The demise of Verified Identity Pass Inc. has left the Registered Traveler program in disarray.

Verified, which under the Clear program operated fast-lane airport security checkpoints in 18 locations across the United States, including high-profile airports in Orlando, Atlanta, and Washington, D.C., went belly up at the end of June. Its closure leaves two RT competitors — FLO and Vigilant Solutions — still in operation, but only at airports in Reno, Nev. (FLO); Jacksonville, Fla., and Louisville, Ky. (Vigilant). Previously, FLO and Vigilant customers were able to use the Clear-operated fast lanes.

There has been little word from the two surviving companies in the aftermath of Verified's collapse. A statement on the FLO Web site says the company is “working with other participants in the industry as well as the Transportation Security Administration to analyze the implications of this announcement and to formulate a plan for the advancement of the program.” Vigilant has posted a similar message on its Web site. In the days after Verified's announcement, efforts to reach representatives of both companies for comment were unsuccessful.

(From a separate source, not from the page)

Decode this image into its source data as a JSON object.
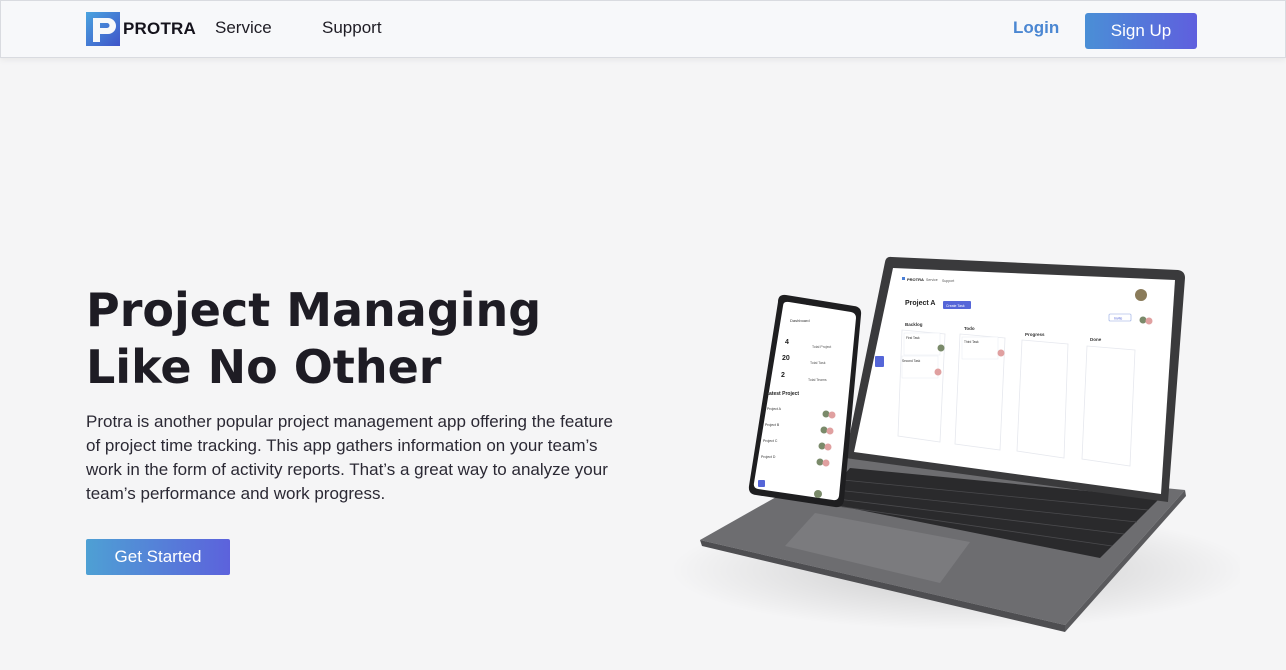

According to a report in the Florida Times-Union, during a June 29 meeting of the Jacksonville Aviation Authority, members of the board of directors were told that Vigilant owes the JAA more than $200,000 in outstanding bills and that the authority has received complaints about staffing levels.

As for Verified's customers, it appears that their chances of recovering annual membership fees — as much as $199 per person — are slim. Verified has announced that “due to the company's financial condition” it will not be issuing refunds.